* [Task goal]:
Quote the data below in full, minus the images.

[Stored data entries]
------------

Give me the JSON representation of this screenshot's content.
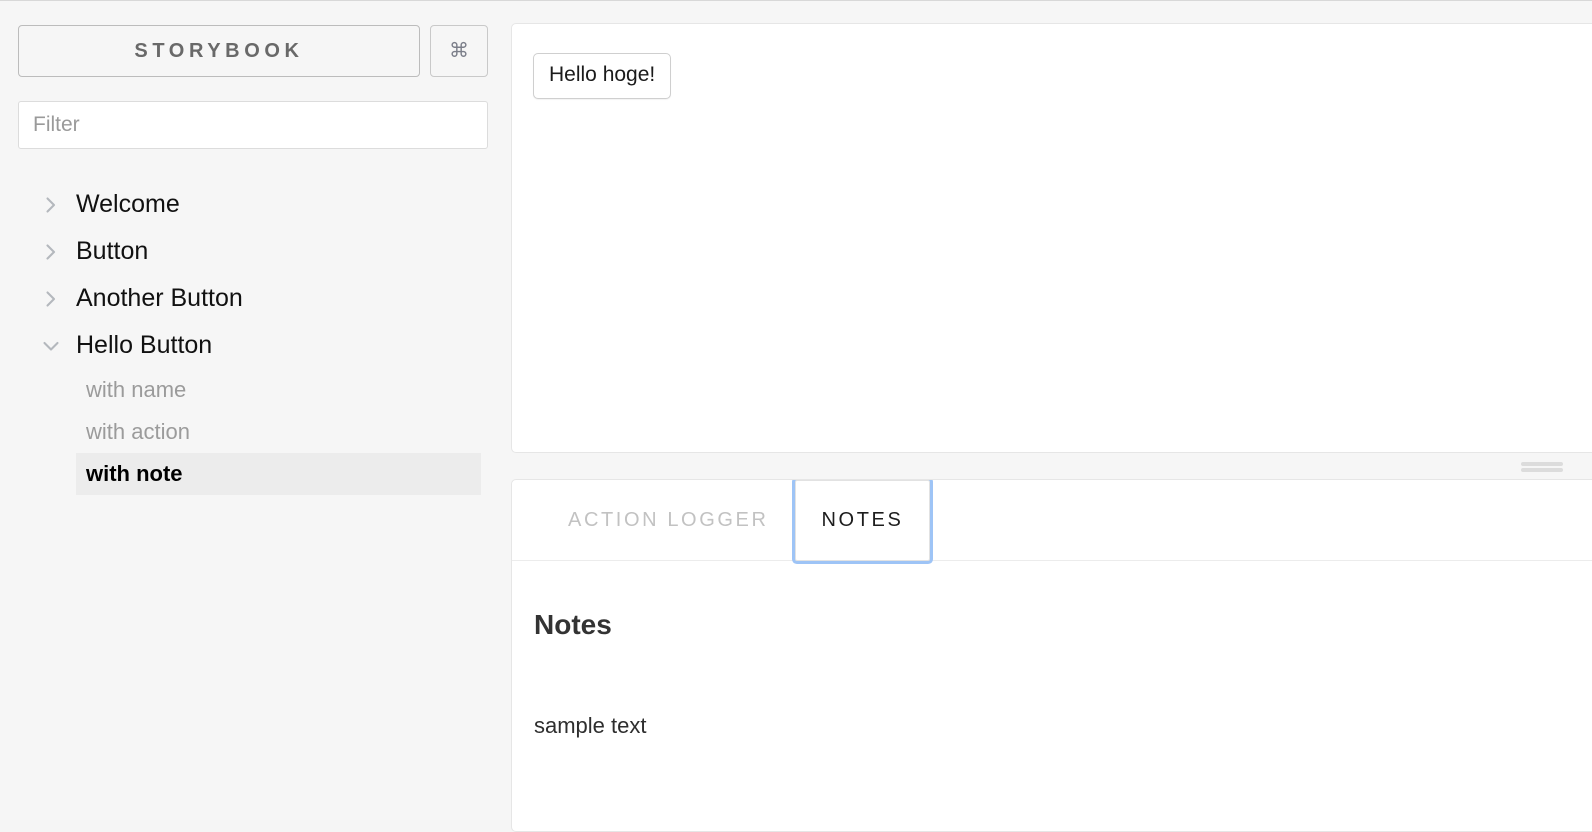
{
  "sidebar": {
    "brand": {
      "title": "STORYBOOK",
      "shortcut_icon": "command-icon",
      "shortcut_glyph": "⌘"
    },
    "filter": {
      "placeholder": "Filter",
      "value": ""
    },
    "tree": [
      {
        "label": "Welcome",
        "expanded": false,
        "icon": "chevron-right-icon",
        "children": []
      },
      {
        "label": "Button",
        "expanded": false,
        "icon": "chevron-right-icon",
        "children": []
      },
      {
        "label": "Another Button",
        "expanded": false,
        "icon": "chevron-right-icon",
        "children": []
      },
      {
        "label": "Hello Button",
        "expanded": true,
        "icon": "chevron-down-icon",
        "children": [
          {
            "label": "with name",
            "selected": false
          },
          {
            "label": "with action",
            "selected": false
          },
          {
            "label": "with note",
            "selected": true
          }
        ]
      }
    ]
  },
  "preview": {
    "story_button_label": "Hello hoge!"
  },
  "resizer": {
    "grip_icon": "drag-handle-icon"
  },
  "addon_panel": {
    "tabs": [
      {
        "label": "ACTION LOGGER",
        "active": false
      },
      {
        "label": "NOTES",
        "active": true
      }
    ],
    "notes": {
      "heading": "Notes",
      "body": "sample text"
    }
  },
  "colors": {
    "sidebar_bg": "#f6f6f6",
    "panel_bg": "#ffffff",
    "selected_row_bg": "#ececec",
    "focus_ring": "#9ec4f6",
    "muted_text": "#9b9b9b",
    "tab_inactive_text": "#c2c2c2",
    "border": "#e6e6e6"
  }
}
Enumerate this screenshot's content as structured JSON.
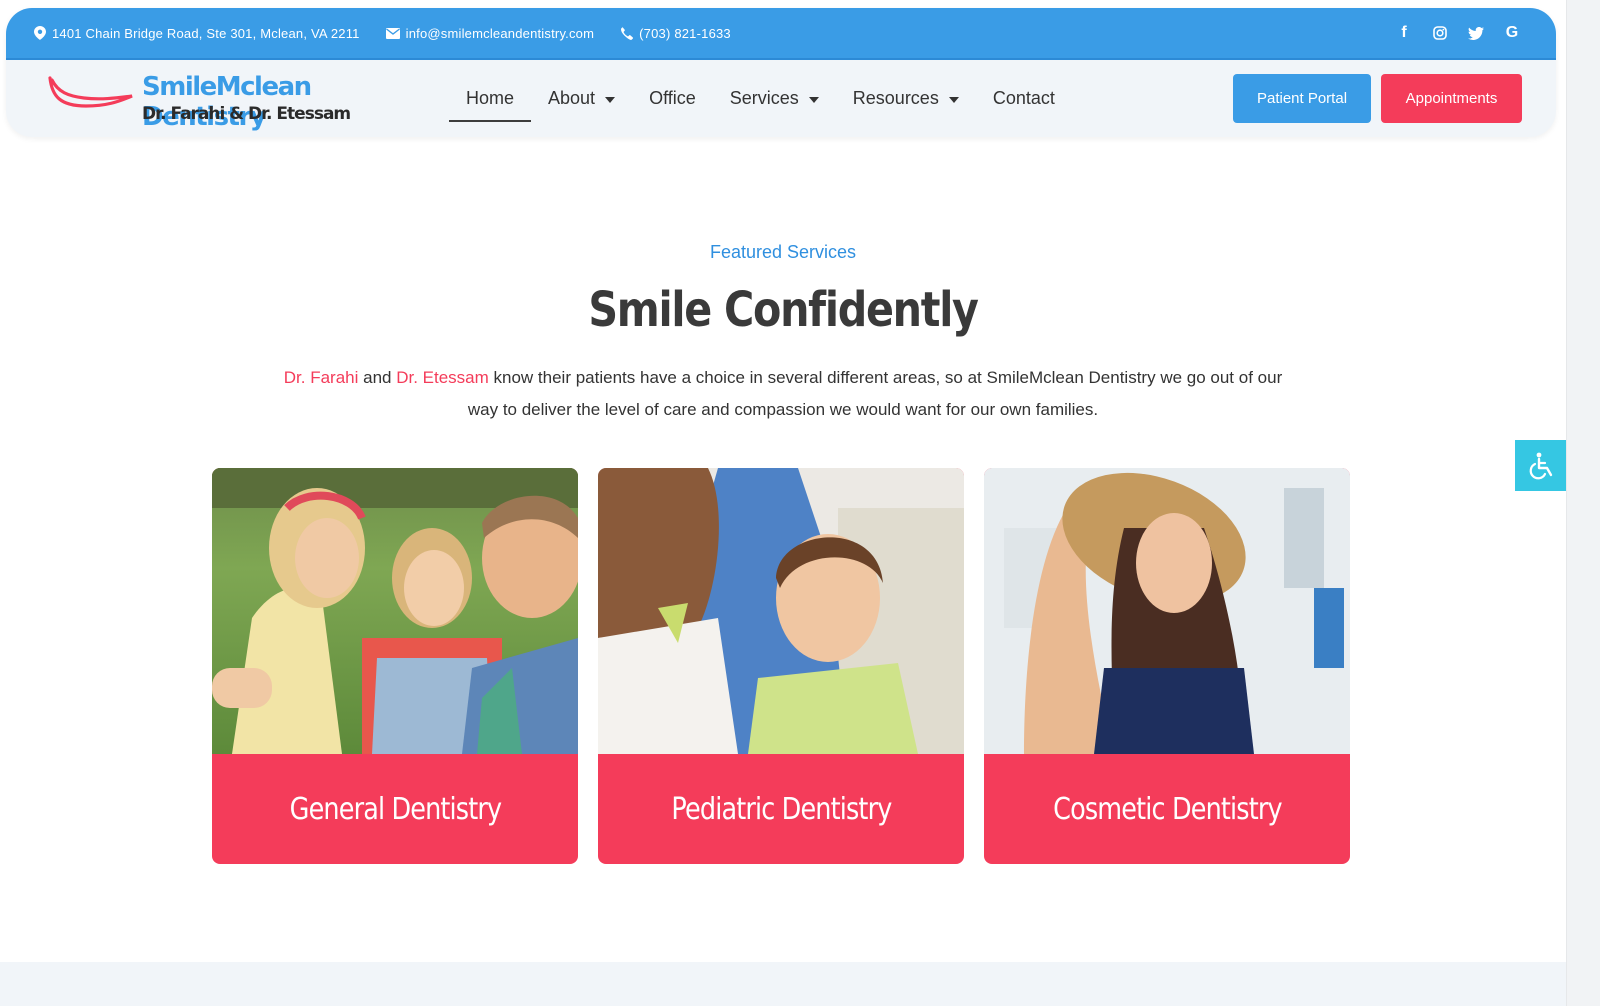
{
  "topbar": {
    "address": "1401 Chain Bridge Road, Ste 301, Mclean, VA 2211",
    "email": "info@smilemcleandentistry.com",
    "phone": "(703) 821-1633",
    "social": [
      {
        "icon": "facebook-icon",
        "glyph": "f"
      },
      {
        "icon": "instagram-icon",
        "glyph": ""
      },
      {
        "icon": "twitter-icon",
        "glyph": ""
      },
      {
        "icon": "google-icon",
        "glyph": "G"
      }
    ]
  },
  "logo": {
    "brand": "SmileMclean Dentistry",
    "doctors": "Dr. Farahi & Dr. Etessam"
  },
  "nav": {
    "items": [
      {
        "label": "Home",
        "active": true,
        "dropdown": false
      },
      {
        "label": "About",
        "active": false,
        "dropdown": true
      },
      {
        "label": "Office",
        "active": false,
        "dropdown": false
      },
      {
        "label": "Services",
        "active": false,
        "dropdown": true
      },
      {
        "label": "Resources",
        "active": false,
        "dropdown": true
      },
      {
        "label": "Contact",
        "active": false,
        "dropdown": false
      }
    ]
  },
  "buttons": {
    "patient_portal": "Patient Portal",
    "appointments": "Appointments"
  },
  "hero": {
    "eyebrow": "Featured Services",
    "title": "Smile Confidently",
    "intro": {
      "doctor1": "Dr. Farahi",
      "joiner": " and ",
      "doctor2": "Dr. Etessam",
      "rest": " know their patients have a choice in several different areas, so at SmileMclean Dentistry we go out of our way to deliver the level of care and compassion we would want for our own families."
    }
  },
  "cards": [
    {
      "label": "General Dentistry",
      "photo": "family-selfie-photo"
    },
    {
      "label": "Pediatric Dentistry",
      "photo": "child-dental-chair-photo"
    },
    {
      "label": "Cosmetic Dentistry",
      "photo": "woman-sunhat-photo"
    }
  ],
  "colors": {
    "brand_blue": "#3a9ce6",
    "brand_red": "#f43c5a",
    "accessibility_cyan": "#35c7e3"
  }
}
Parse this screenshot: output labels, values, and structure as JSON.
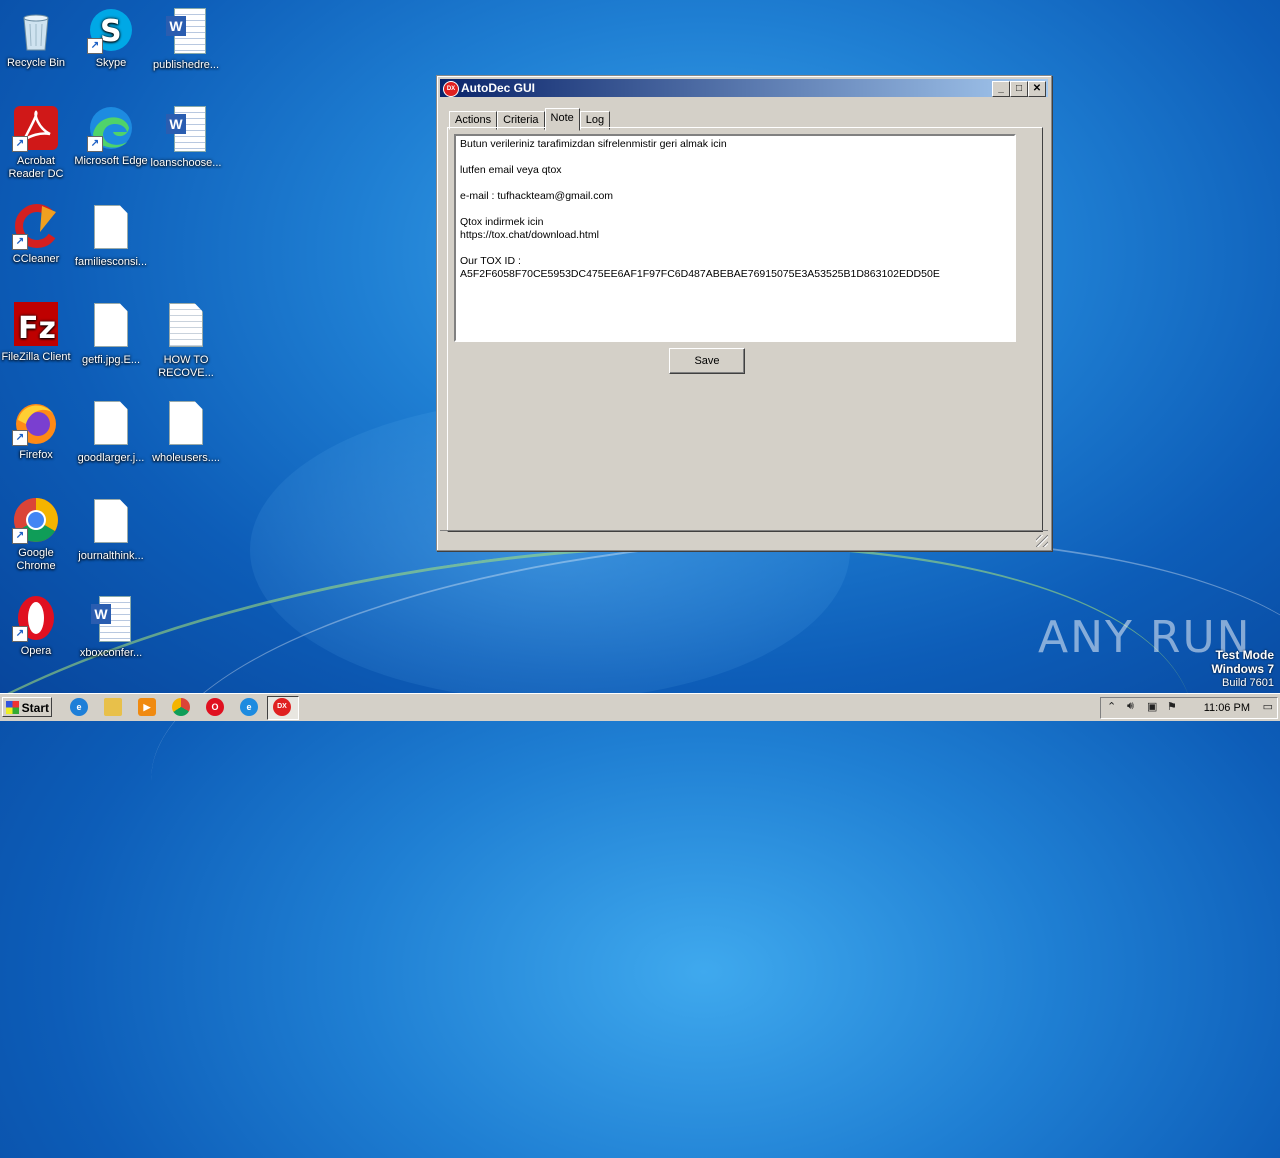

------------

* [Output for this task]:
Give me the JSON representation of this screenshot's content.
{
  "sidebar": {
    "brand": {
      "title": "STORYBOOK",
      "shortcut_icon": "command-icon",
      "shortcut_glyph": "⌘"
    },
    "filter": {
      "placeholder": "Filter",
      "value": ""
    },
    "tree": [
      {
        "label": "Welcome",
        "expanded": false,
        "icon": "chevron-right-icon",
        "children": []
      },
      {
        "label": "Button",
        "expanded": false,
        "icon": "chevron-right-icon",
        "children": []
      },
      {
        "label": "Another Button",
        "expanded": false,
        "icon": "chevron-right-icon",
        "children": []
      },
      {
        "label": "Hello Button",
        "expanded": true,
        "icon": "chevron-down-icon",
        "children": [
          {
            "label": "with name",
            "selected": false
          },
          {
            "label": "with action",
            "selected": false
          },
          {
            "label": "with note",
            "selected": true
          }
        ]
      }
    ]
  },
  "preview": {
    "story_button_label": "Hello hoge!"
  },
  "resizer": {
    "grip_icon": "drag-handle-icon"
  },
  "addon_panel": {
    "tabs": [
      {
        "label": "ACTION LOGGER",
        "active": false
      },
      {
        "label": "NOTES",
        "active": true
      }
    ],
    "notes": {
      "heading": "Notes",
      "body": "sample text"
    }
  },
  "colors": {
    "sidebar_bg": "#f6f6f6",
    "panel_bg": "#ffffff",
    "selected_row_bg": "#ececec",
    "focus_ring": "#9ec4f6",
    "muted_text": "#9b9b9b",
    "tab_inactive_text": "#c2c2c2",
    "border": "#e6e6e6"
  }
}
Enumerate this screenshot's content as structured JSON.
{
  "topbar": {
    "address": "1401 Chain Bridge Road, Ste 301, Mclean, VA 2211",
    "email": "info@smilemcleandentistry.com",
    "phone": "(703) 821-1633",
    "social": [
      {
        "icon": "facebook-icon",
        "glyph": "f"
      },
      {
        "icon": "instagram-icon",
        "glyph": ""
      },
      {
        "icon": "twitter-icon",
        "glyph": ""
      },
      {
        "icon": "google-icon",
        "glyph": "G"
      }
    ]
  },
  "logo": {
    "brand": "SmileMclean Dentistry",
    "doctors": "Dr. Farahi & Dr. Etessam"
  },
  "nav": {
    "items": [
      {
        "label": "Home",
        "active": true,
        "dropdown": false
      },
      {
        "label": "About",
        "active": false,
        "dropdown": true
      },
      {
        "label": "Office",
        "active": false,
        "dropdown": false
      },
      {
        "label": "Services",
        "active": false,
        "dropdown": true
      },
      {
        "label": "Resources",
        "active": false,
        "dropdown": true
      },
      {
        "label": "Contact",
        "active": false,
        "dropdown": false
      }
    ]
  },
  "buttons": {
    "patient_portal": "Patient Portal",
    "appointments": "Appointments"
  },
  "hero": {
    "eyebrow": "Featured Services",
    "title": "Smile Confidently",
    "intro": {
      "doctor1": "Dr. Farahi",
      "joiner": " and ",
      "doctor2": "Dr. Etessam",
      "rest": " know their patients have a choice in several different areas, so at SmileMclean Dentistry we go out of our way to deliver the level of care and compassion we would want for our own families."
    }
  },
  "cards": [
    {
      "label": "General Dentistry",
      "photo": "family-selfie-photo"
    },
    {
      "label": "Pediatric Dentistry",
      "photo": "child-dental-chair-photo"
    },
    {
      "label": "Cosmetic Dentistry",
      "photo": "woman-sunhat-photo"
    }
  ],
  "colors": {
    "brand_blue": "#3a9ce6",
    "brand_red": "#f43c5a",
    "accessibility_cyan": "#35c7e3"
  }
}
Parse this screenshot: output labels, values, and structure as JSON.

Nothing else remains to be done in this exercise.